STORED DATA below:
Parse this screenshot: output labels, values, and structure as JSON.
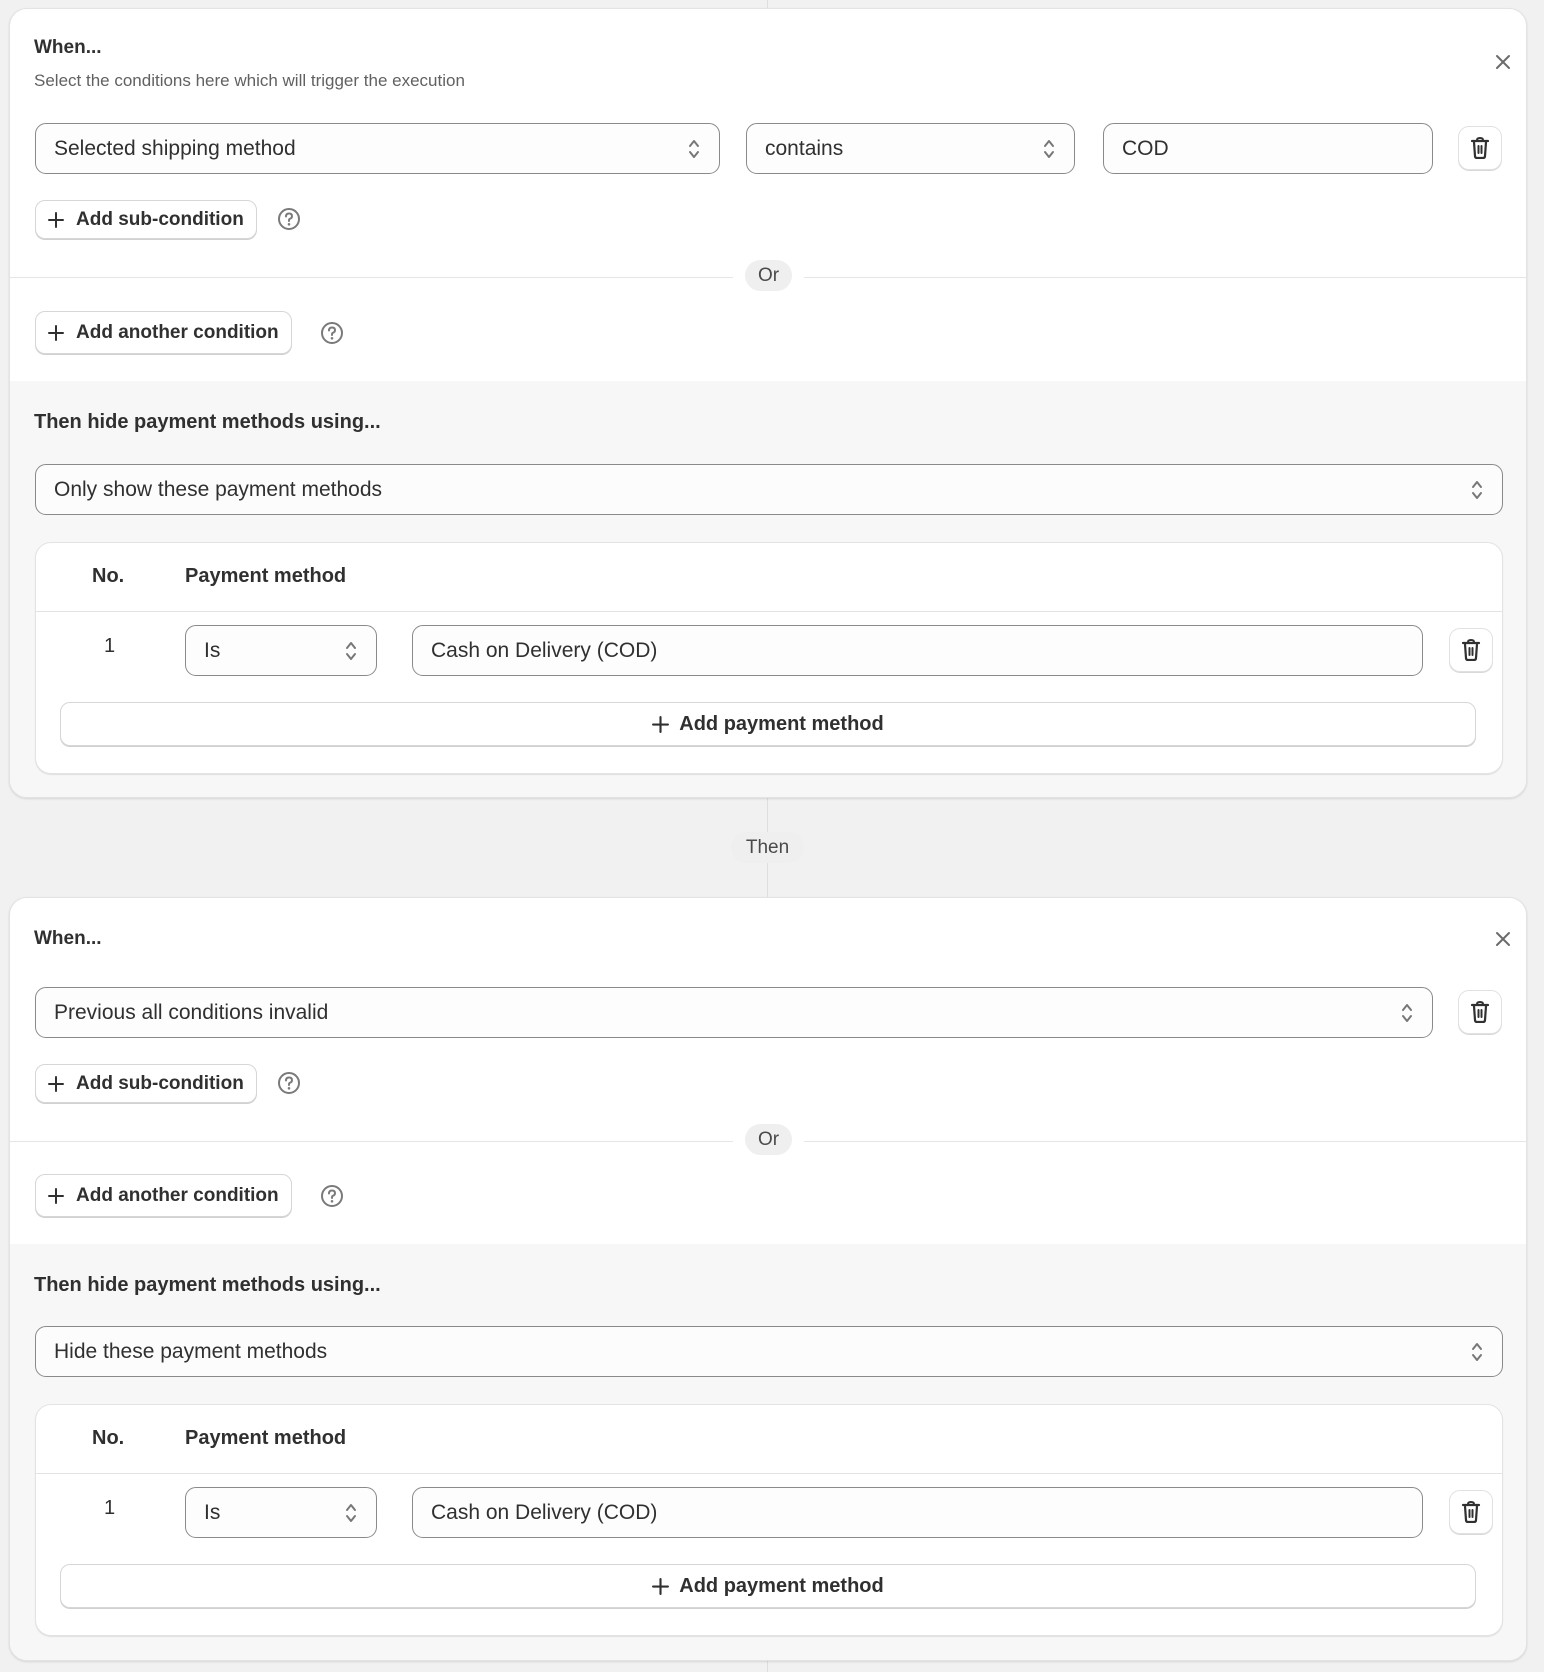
{
  "flow": {
    "connector_label": "Then",
    "rules": [
      {
        "when_title": "When...",
        "when_subtitle": "Select the conditions here which will trigger the execution",
        "close_icon": "close-icon",
        "condition": {
          "field": "Selected shipping method",
          "operator": "contains",
          "value": "COD",
          "delete_icon": "trash-icon"
        },
        "add_sub_condition_label": "Add sub-condition",
        "or_label": "Or",
        "add_another_condition_label": "Add another condition",
        "help_icon": "question-circle-icon",
        "then_title": "Then hide payment methods using...",
        "mode": "Only show these payment methods",
        "table": {
          "columns": [
            "No.",
            "Payment method"
          ],
          "rows": [
            {
              "no": "1",
              "operator": "Is",
              "method": "Cash on Delivery (COD)"
            }
          ],
          "add_label": "Add payment method"
        }
      },
      {
        "when_title": "When...",
        "close_icon": "close-icon",
        "condition": {
          "field": "Previous all conditions invalid",
          "delete_icon": "trash-icon"
        },
        "add_sub_condition_label": "Add sub-condition",
        "or_label": "Or",
        "add_another_condition_label": "Add another condition",
        "help_icon": "question-circle-icon",
        "then_title": "Then hide payment methods using...",
        "mode": "Hide these payment methods",
        "table": {
          "columns": [
            "No.",
            "Payment method"
          ],
          "rows": [
            {
              "no": "1",
              "operator": "Is",
              "method": "Cash on Delivery (COD)"
            }
          ],
          "add_label": "Add payment method"
        }
      }
    ]
  }
}
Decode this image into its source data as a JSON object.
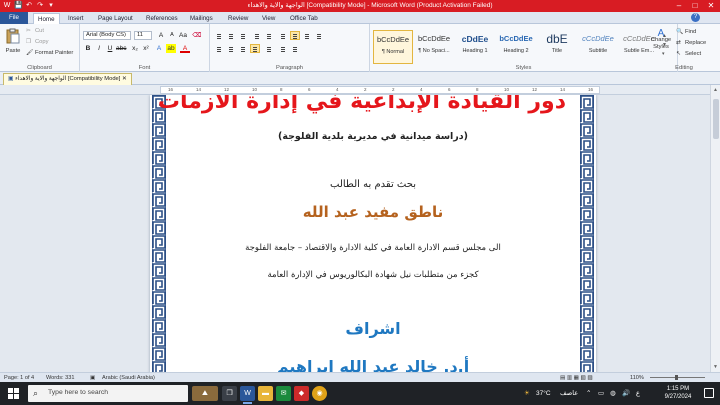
{
  "titlebar": {
    "title": "الواجهة والاية والاهداء [Compatibility Mode] - Microsoft Word (Product Activation Failed)",
    "quick_access": [
      "W",
      "💾",
      "↶",
      "↷",
      "▾"
    ],
    "controls": [
      "–",
      "□",
      "✕"
    ]
  },
  "tabs": [
    "File",
    "Home",
    "Insert",
    "Page Layout",
    "References",
    "Mailings",
    "Review",
    "View",
    "Office Tab"
  ],
  "active_tab": "Home",
  "ribbon": {
    "clipboard": {
      "paste": "Paste",
      "cut": "Cut",
      "copy": "Copy",
      "format_painter": "Format Painter",
      "label": "Clipboard"
    },
    "font": {
      "family": "Arial (Body CS)",
      "size": "11",
      "label": "Font"
    },
    "paragraph": {
      "label": "Paragraph"
    },
    "styles": {
      "label": "Styles",
      "items": [
        {
          "sample": "bCcDdEe",
          "name": "¶ Normal"
        },
        {
          "sample": "bCcDdEe",
          "name": "¶ No Spaci..."
        },
        {
          "sample": "cDdEe",
          "name": "Heading 1"
        },
        {
          "sample": "bCcDdEe",
          "name": "Heading 2"
        },
        {
          "sample": "dbE",
          "name": "Title"
        },
        {
          "sample": "cCcDdEe",
          "name": "Subtitle"
        },
        {
          "sample": "cCcDdEe",
          "name": "Subtle Em..."
        }
      ],
      "change_styles": "Change Styles"
    },
    "editing": {
      "find": "Find",
      "replace": "Replace",
      "select": "Select",
      "label": "Editing"
    }
  },
  "document_tab": "الواجهة والاية والاهداء [Compatibility Mode]",
  "ruler_ticks": [
    "16",
    "14",
    "12",
    "10",
    "8",
    "6",
    "4",
    "2",
    "2",
    "4",
    "6",
    "8",
    "10",
    "12",
    "14",
    "16"
  ],
  "document": {
    "title": "دور القيادة الإبداعية في إدارة الأزمات",
    "subtitle": "(دراسة ميدانية في مديرية بلدية الفلوجة)",
    "submitted_by": "بحث تقدم به الطالب",
    "student": "ناطق مفيد عبد الله",
    "line_council": "الى مجلس قسم الادارة العامة في كلية الادارة والاقتصاد – جامعة الفلوجة",
    "line_requirement": "كجزء من متطلبات نيل شهادة البكالوريوس في الإدارة العامة",
    "supervision": "اشراف",
    "supervisor": "أ.د. خالد عبد الله ابراهيم"
  },
  "status": {
    "page": "Page: 1 of 4",
    "words": "Words: 331",
    "language": "Arabic (Saudi Arabia)",
    "zoom": "110%"
  },
  "taskbar": {
    "search_placeholder": "Type here to search",
    "weather": "37°C",
    "weather_desc": "عاصف",
    "time": "1:15 PM",
    "date": "9/27/2024"
  }
}
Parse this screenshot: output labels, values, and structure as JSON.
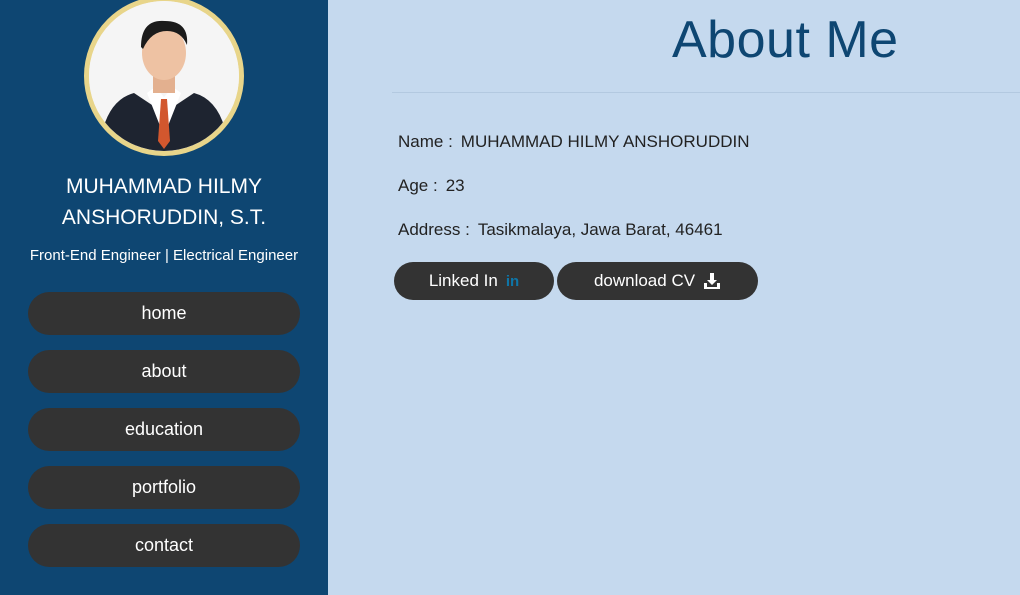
{
  "profile": {
    "name_line1": "MUHAMMAD HILMY",
    "name_line2": "ANSHORUDDIN, S.T.",
    "subtitle": "Front-End Engineer | Electrical Engineer"
  },
  "nav": {
    "items": [
      {
        "label": "home"
      },
      {
        "label": "about"
      },
      {
        "label": "education"
      },
      {
        "label": "portfolio"
      },
      {
        "label": "contact"
      }
    ]
  },
  "main": {
    "title": "About Me",
    "name_label": "Name :",
    "name_value": "MUHAMMAD HILMY ANSHORUDDIN",
    "age_label": "Age :",
    "age_value": "23",
    "address_label": "Address :",
    "address_value": "Tasikmalaya, Jawa Barat, 46461"
  },
  "actions": {
    "linkedin_label": "Linked In",
    "linkedin_icon": "in",
    "download_label": "download CV"
  },
  "colors": {
    "sidebar": "#0e4672",
    "background": "#c5d9ee",
    "button": "#333333",
    "title": "#0e4672",
    "avatar_border": "#e8d58a",
    "linkedin": "#0e76a8"
  }
}
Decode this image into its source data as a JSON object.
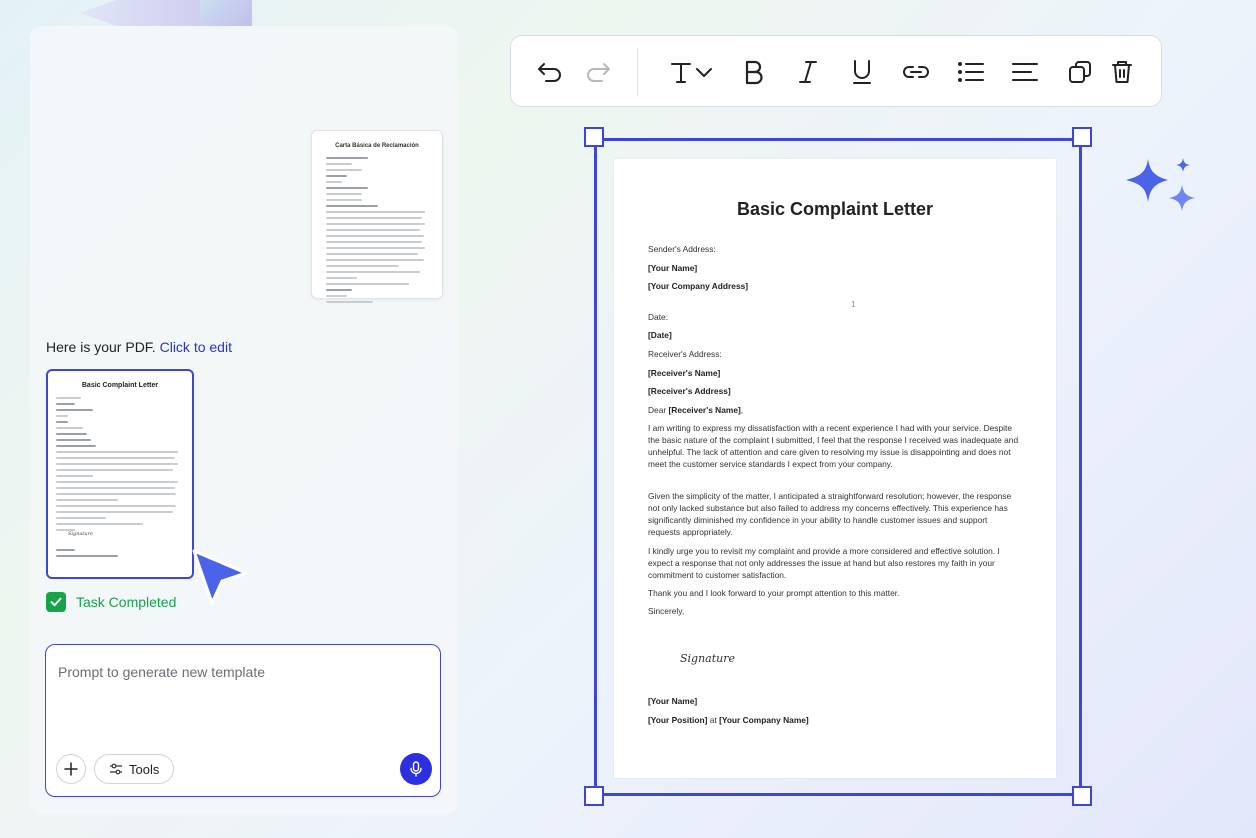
{
  "chat": {
    "reference_thumbnail": {
      "title": "Carta Básica de Reclamación"
    },
    "pdf_message": "Here is your PDF.",
    "pdf_link": "Click to edit",
    "generated_thumbnail": {
      "title": "Basic Complaint Letter",
      "signature": "Signature"
    },
    "task_status": "Task Completed",
    "prompt": {
      "placeholder": "Prompt to generate new template",
      "value": ""
    },
    "tools_label": "Tools"
  },
  "toolbar": {
    "items": [
      "undo-icon",
      "redo-icon",
      "text-style-icon",
      "chevron-down-icon",
      "bold-icon",
      "italic-icon",
      "underline-icon",
      "link-icon",
      "bullet-list-icon",
      "align-left-icon",
      "duplicate-icon",
      "delete-icon"
    ]
  },
  "document": {
    "title": "Basic Complaint Letter",
    "senders_address_label": "Sender's Address:",
    "your_name": "[Your Name]",
    "your_company_address": "[Your Company Address]",
    "page_number": "1",
    "date_label": "Date:",
    "date_value": "[Date]",
    "receivers_address_label": "Receiver's Address:",
    "receivers_name": "[Receiver's Name]",
    "receivers_address": "[Receiver's Address]",
    "dear": "Dear",
    "dear_name": "[Receiver's Name]",
    "dear_comma": ",",
    "paragraph1": "I am writing to express my dissatisfaction with a recent experience I had with your service. Despite the basic nature of the complaint I submitted, I feel that the response I received was inadequate and unhelpful. The lack of attention and care given to resolving my issue is disappointing and does not meet the customer service standards I expect from your company.",
    "paragraph2": "Given the simplicity of the matter, I anticipated a straightforward resolution; however, the response not only lacked substance but also failed to address my concerns effectively. This experience has significantly diminished my confidence in your ability to handle customer issues and support requests appropriately.",
    "paragraph3": "I kindly urge you to revisit my complaint and provide a more considered and effective solution. I expect a response that not only addresses the issue at hand but also restores my faith in your commitment to customer satisfaction.",
    "paragraph4": "Thank you and I look forward to your prompt attention to this matter.",
    "closing": "Sincerely,",
    "signature": "Signature",
    "sign_name": "[Your Name]",
    "sign_position": "[Your Position]",
    "at": "at",
    "sign_company": "[Your Company Name]"
  },
  "colors": {
    "accent": "#3d46d9",
    "success": "#16a34a",
    "mic": "#2b2fe0",
    "sparkle": "#4a63e8"
  }
}
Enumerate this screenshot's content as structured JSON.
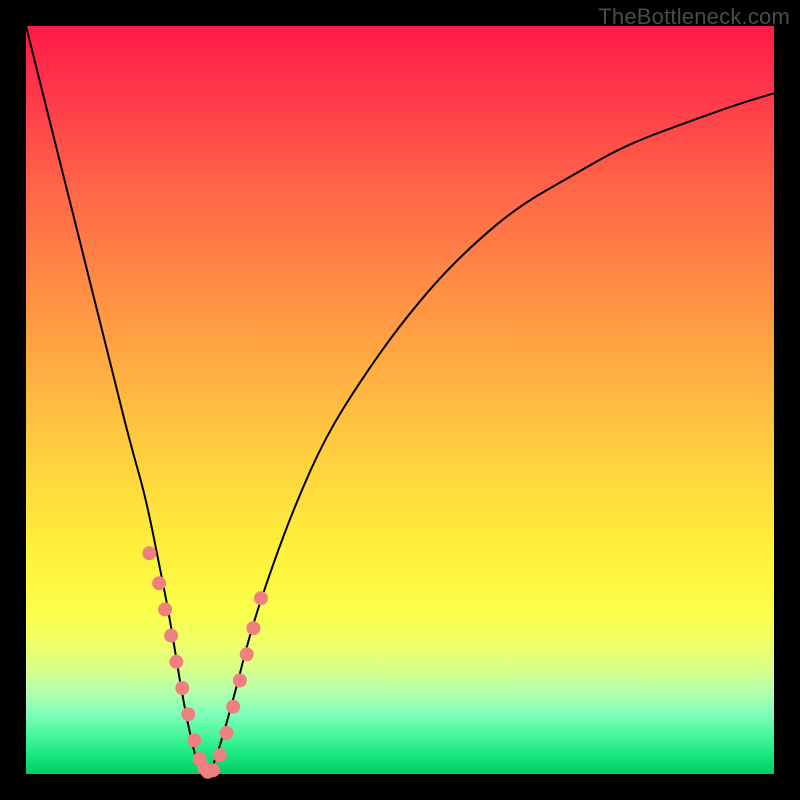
{
  "watermark": "TheBottleneck.com",
  "colors": {
    "marker": "#f08080",
    "curve": "#000000",
    "frame": "#000000"
  },
  "chart_data": {
    "type": "line",
    "title": "",
    "xlabel": "",
    "ylabel": "",
    "xlim": [
      0,
      100
    ],
    "ylim": [
      0,
      100
    ],
    "grid": false,
    "legend": false,
    "notes": "Axis values are positional estimates (0–100 normalized to the plot area). No numeric tick labels are present in the image.",
    "series": [
      {
        "name": "bottleneck-curve",
        "x": [
          0,
          2,
          4,
          6,
          8,
          10,
          12,
          14,
          16,
          18,
          19,
          20,
          21,
          22,
          23,
          24,
          25,
          26,
          28,
          30,
          33,
          36,
          40,
          45,
          50,
          55,
          60,
          66,
          73,
          80,
          88,
          95,
          100
        ],
        "y": [
          100,
          92,
          84,
          76,
          68,
          60,
          52,
          44,
          37,
          27,
          22,
          16,
          10,
          5,
          1,
          0,
          1,
          4,
          11,
          19,
          28,
          36,
          45,
          53,
          60,
          66,
          71,
          76,
          80,
          84,
          87,
          89.5,
          91
        ]
      }
    ],
    "markers": {
      "name": "highlighted-points",
      "color": "#f08080",
      "approx_radius_px": 7,
      "x": [
        16.5,
        17.8,
        18.6,
        19.4,
        20.1,
        20.9,
        21.7,
        22.5,
        23.2,
        23.8,
        24.3,
        25.0,
        25.9,
        26.8,
        27.7,
        28.6,
        29.5,
        30.4,
        31.4
      ],
      "y": [
        29.5,
        25.5,
        22.0,
        18.5,
        15.0,
        11.5,
        8.0,
        4.5,
        2.0,
        0.8,
        0.3,
        0.5,
        2.5,
        5.5,
        9.0,
        12.5,
        16.0,
        19.5,
        23.5
      ]
    }
  }
}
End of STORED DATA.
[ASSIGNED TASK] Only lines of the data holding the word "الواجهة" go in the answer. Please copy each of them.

[ANSWER SECTION]
    "title": "الواجهة والاية والاهداء [Compatibility Mode] - Microsoft Word (Product Activation Failed)",
  "document_tab": "الواجهة والاية والاهداء [Compatibility Mode]",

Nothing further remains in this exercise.